§ Try it
In the entries below, find the line containing "Output a JSON", then copy it and every later line exactly, ending with the last line.

§ Data to examine
* * * * * * * * *

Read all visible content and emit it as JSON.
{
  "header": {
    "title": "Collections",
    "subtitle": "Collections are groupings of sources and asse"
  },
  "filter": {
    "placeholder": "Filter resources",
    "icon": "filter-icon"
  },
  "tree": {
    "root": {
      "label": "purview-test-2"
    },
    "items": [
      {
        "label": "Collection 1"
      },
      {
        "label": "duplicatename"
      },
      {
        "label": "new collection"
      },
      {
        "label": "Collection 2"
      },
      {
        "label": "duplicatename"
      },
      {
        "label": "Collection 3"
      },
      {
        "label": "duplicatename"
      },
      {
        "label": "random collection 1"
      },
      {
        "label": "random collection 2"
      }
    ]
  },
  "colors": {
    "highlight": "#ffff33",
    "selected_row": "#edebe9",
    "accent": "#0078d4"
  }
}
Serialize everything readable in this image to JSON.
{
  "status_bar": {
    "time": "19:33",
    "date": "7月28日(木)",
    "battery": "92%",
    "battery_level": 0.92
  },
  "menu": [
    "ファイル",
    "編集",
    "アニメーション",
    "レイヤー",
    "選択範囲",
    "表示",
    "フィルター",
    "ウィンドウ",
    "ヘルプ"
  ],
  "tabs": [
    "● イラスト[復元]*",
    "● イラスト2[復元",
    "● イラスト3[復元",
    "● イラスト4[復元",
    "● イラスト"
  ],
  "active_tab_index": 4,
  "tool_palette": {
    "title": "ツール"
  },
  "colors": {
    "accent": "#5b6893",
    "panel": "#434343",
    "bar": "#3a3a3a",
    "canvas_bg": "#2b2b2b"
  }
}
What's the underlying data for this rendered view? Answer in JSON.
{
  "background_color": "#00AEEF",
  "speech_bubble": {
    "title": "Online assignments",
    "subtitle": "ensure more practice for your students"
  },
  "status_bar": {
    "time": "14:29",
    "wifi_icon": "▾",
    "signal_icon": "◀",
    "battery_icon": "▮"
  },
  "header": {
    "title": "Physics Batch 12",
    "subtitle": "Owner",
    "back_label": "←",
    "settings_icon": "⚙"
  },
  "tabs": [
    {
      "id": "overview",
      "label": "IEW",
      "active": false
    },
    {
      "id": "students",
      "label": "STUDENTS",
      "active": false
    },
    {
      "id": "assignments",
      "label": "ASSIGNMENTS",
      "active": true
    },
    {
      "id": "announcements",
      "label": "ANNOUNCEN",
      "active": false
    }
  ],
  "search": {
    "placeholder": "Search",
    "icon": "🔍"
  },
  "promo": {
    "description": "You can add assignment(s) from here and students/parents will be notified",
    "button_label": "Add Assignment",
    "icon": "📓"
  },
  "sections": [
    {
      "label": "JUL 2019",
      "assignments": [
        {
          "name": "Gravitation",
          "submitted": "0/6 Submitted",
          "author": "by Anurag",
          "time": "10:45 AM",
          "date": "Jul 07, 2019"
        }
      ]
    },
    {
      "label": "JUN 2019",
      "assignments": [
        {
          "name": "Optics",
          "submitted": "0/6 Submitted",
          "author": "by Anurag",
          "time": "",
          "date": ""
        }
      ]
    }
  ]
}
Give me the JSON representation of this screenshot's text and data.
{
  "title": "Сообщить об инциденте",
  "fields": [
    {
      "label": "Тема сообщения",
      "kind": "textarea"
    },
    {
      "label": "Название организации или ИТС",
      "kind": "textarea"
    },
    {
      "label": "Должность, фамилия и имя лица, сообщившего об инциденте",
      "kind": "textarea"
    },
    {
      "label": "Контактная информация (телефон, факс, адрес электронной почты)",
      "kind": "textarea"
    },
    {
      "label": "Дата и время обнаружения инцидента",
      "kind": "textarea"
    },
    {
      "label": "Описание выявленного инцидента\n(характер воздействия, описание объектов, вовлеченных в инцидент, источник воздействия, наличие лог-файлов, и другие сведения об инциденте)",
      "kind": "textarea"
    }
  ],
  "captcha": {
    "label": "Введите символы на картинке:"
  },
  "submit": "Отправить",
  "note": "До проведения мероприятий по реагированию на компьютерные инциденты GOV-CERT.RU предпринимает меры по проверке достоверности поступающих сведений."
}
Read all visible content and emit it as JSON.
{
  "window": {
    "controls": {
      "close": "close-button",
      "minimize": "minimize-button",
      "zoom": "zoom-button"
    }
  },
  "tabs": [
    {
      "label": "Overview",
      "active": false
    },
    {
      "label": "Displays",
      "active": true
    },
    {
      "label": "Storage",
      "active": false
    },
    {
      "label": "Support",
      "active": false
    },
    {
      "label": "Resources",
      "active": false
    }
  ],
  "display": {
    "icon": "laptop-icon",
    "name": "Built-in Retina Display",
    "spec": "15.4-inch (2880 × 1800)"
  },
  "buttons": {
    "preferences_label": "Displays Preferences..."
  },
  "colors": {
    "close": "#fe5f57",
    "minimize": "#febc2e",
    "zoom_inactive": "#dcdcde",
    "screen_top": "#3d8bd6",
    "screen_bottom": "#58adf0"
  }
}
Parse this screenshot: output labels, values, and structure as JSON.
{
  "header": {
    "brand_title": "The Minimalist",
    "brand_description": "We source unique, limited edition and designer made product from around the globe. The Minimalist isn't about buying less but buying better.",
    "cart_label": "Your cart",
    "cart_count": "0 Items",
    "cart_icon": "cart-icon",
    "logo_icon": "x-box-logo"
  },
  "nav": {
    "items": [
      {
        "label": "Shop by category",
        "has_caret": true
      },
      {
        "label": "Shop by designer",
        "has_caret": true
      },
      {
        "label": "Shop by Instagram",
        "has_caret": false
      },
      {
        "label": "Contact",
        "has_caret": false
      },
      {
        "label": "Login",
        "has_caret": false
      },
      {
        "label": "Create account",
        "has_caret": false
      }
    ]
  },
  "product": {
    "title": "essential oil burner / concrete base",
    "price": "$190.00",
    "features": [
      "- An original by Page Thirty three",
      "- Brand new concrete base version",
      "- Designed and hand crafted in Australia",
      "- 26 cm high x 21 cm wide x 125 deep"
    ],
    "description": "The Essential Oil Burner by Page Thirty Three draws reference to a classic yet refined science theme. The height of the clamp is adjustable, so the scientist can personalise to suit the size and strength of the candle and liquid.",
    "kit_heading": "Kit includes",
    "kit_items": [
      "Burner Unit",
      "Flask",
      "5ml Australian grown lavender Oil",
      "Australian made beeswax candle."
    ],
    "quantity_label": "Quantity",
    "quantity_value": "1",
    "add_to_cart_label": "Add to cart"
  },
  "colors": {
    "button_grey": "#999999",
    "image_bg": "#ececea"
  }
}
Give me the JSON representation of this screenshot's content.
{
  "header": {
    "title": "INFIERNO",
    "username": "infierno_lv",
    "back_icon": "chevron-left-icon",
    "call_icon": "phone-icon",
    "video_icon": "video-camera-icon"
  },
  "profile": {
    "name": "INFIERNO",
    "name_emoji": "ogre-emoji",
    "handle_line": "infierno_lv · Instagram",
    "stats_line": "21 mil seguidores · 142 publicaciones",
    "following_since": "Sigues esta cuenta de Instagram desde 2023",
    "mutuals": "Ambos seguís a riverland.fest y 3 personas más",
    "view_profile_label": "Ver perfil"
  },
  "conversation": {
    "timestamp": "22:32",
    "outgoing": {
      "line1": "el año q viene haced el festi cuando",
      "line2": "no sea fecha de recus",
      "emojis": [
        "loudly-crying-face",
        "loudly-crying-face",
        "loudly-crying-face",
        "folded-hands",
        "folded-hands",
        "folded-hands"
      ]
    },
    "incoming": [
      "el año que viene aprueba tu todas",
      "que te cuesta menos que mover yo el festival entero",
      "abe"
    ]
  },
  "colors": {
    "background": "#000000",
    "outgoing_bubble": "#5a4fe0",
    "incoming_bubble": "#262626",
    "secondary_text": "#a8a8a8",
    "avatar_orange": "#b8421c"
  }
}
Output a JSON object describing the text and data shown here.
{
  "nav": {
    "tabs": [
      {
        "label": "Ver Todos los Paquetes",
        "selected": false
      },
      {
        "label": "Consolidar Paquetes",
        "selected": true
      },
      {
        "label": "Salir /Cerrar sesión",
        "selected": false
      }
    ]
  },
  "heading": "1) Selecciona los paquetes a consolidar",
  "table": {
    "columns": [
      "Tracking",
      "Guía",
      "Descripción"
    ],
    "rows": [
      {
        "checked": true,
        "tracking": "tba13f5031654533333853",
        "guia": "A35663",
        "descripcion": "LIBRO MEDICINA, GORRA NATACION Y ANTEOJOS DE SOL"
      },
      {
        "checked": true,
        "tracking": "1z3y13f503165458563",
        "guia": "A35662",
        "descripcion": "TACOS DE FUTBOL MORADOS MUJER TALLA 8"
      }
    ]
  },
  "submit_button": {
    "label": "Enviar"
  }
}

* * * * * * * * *

§ Task solution
Output a JSON object describing the text and data shown here.
{
  "nav": {
    "tabs": [
      {
        "label": "Ver Todos los Paquetes",
        "selected": false
      },
      {
        "label": "Consolidar Paquetes",
        "selected": true
      },
      {
        "label": "Salir /Cerrar sesión",
        "selected": false
      }
    ]
  },
  "heading": "1) Selecciona los paquetes a consolidar",
  "table": {
    "columns": [
      "Tracking",
      "Guía",
      "Descripción"
    ],
    "rows": [
      {
        "checked": true,
        "tracking": "tba13f5031654533333853",
        "guia": "A35663",
        "descripcion": "LIBRO MEDICINA, GORRA NATACION Y ANTEOJOS DE SOL"
      },
      {
        "checked": true,
        "tracking": "1z3y13f503165458563",
        "guia": "A35662",
        "descripcion": "TACOS DE FUTBOL MORADOS MUJER TALLA 8"
      }
    ]
  },
  "submit_button": {
    "label": "Enviar"
  }
}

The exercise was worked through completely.